bariatric surgery criteria and weight loss
In Bariatric Surgery Criteria and Weight Loss, we will look at the criteria you need to meet if you are to be found suitable to undergo the surgery.
Gastric surgery, which changes the stomach and digestive system to reduce the amount of food you consume and the amount of nutrients you absorb, can be lifechanging, but like any major surgery, it carries risks and is not suitable for everyone, and a decision to offer you surgery is not taken lightly.
There are many factors to be considered and certain bariatric surgery criteria to be met before you may be offered surgery.
If you feel you can benefit from bariatric surgery first consult your doctor, if the doctor thinks it can help, you will be referred to a team of specialists who will perform a thorough and complete assessment as to your suitability for surgery.

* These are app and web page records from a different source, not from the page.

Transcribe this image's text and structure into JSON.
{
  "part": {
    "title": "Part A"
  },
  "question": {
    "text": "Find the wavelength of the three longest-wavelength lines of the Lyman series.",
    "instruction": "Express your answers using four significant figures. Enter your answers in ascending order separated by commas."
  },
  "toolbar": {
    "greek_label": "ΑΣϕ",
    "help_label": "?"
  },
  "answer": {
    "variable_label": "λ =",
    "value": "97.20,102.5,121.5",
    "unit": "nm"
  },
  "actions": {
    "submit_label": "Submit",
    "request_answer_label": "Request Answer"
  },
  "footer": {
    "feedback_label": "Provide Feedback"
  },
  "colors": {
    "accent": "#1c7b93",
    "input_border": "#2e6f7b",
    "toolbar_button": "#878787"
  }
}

will you meet the bariatric surgery criteria?
Gastric surgery is normally only carried out as a last resort when everything else has failed. If you have not made the effort to reduce you weight by following weight loss programs, diets, etc, then you may not be considered for surgery. Below is the main bariatric surgery criteria you have to meet to be considered for surgery:
- A body mass index of 40+ (morbidly obese)
- A body mass index of 35-39.9 (severely obese) which is causing serious obesity related health problems.
- A body mass index of 30-34 may be considered if the specialists believe it is contributing to weight related health problems.
First of all don’t labor under the misconception that gastric surgery is the magic wand that will solve all your weight loss problems, it won’t. Like any other form of losing weight, it takes a change of lifestyle, dedication, willpower and a determination to succeed, the surgeon can only perform the operation, with aftercare the rest is up to you.
What other bariatric surgery criteria is considered?
Even though your may meet the general guidelines, there is still a lot to be assessed before a decision is made as to your suitability for surgery:
- Your General Health
As with any major surgery, your medical condition will feature largely in any decision. Health problems such as high blood pressure, heart conditions, kidney or liver problems, as well as any medication you may be on, will be taken into account.
You will also be asked if you drink alcohol, how much, and do you smoke? You will then undergo an intensive medical examination and tests as to your suitability for surgery.
- Weight and Diet History
You will be asked questions such as does your weight fluctuate, what are your eating habits, do you do any form of exercise, have you previously tried various weight loss and diet programs in an attempt to lose weight before considering surgery.
If the answer to this last question is no, then you may be refused surgery and maybe referred to nutritionists and dietitians who will prepare a diet and exercise program to help you lose weight naturally.
- Psychological Issues
As well as your general health, your medical records will also be examined to see if any psychological or mental health problems exist that may lead to weight gain even after surgery. These may include:
- Binge-Eating Disorder (Compulsive Overeating).
- Substance Abuse, including Alcohol, Amphetamines, Barbiturates, Cannabis, Cocaine and Heroin.
- Depression (Major Depressive Disorder).
- Anxiety Disorders, including Panic Disorder, Generalized Anxiety Disorder (GAD), Social Anxiety Disorder (Social Phobia)
- Personality Disorder, which may lead to “Comfort Eating”.
Although you may be suffering from any of the above mental health problems, they will not necessarily prevent you from having gastric bypass surgery, but surgery may be postponed until doctors are satisfied any conditions that may exist, are appropriately treated and managed.
- After Care
This is the final assessment to establish your level of motivation, willingness and ability to carry out any recommendations, including prescribed changes in your diet and exercise routine, as required by your health team.
If you have been accepted for surgery, these changes will include restrictions on what you eat and drink, carrying out a planned exercise routine, quitting smoking, and counseling in order to help you adapt to the change in lifestyle. In certain cases losing weight may be required before surgery can go ahead.
Even if you have been accepted for surgery, there is still some way to go. A date will now be set for the surgery, but this can delayed or even canceled depending on how you react to the recommendations of the medical and health care teams. For example, surgery may be delayed or canceled through:
- Not keeping appointments with the pre-surgery health care team.
- Not adhering to the diet and exercise program prepared for you.
- Not attempting to change your lifestyle, such as if you smoke, giving it up and reducing alcohol consumption if you drink.
As previously mentioned, the surgeons can only perform the operation, your commitment, both pre and post surgery, is essential in bariatric surgery being successful in the long term. If you can’t fulfill the health care team’s guidelines to bariatric surgery criteria, it is very unlikely you will fulfill them after the surgery.
That completes Bariatric Surgery Criteria and Weight Loss. Next we’ll take a look at what types of bariatric surgery procedures are available: Bariatric Surgery Procedures and Weight Loss
This post is not meant to give advice or recommend weight loss surgery, it is for information only to help you understand what bariatric surgery criteria you have to meet and what you have to commit yourself to if you are contemplating weight loss surgery. As always, consult your doctor, who will help decide if bariatric surgery will help you.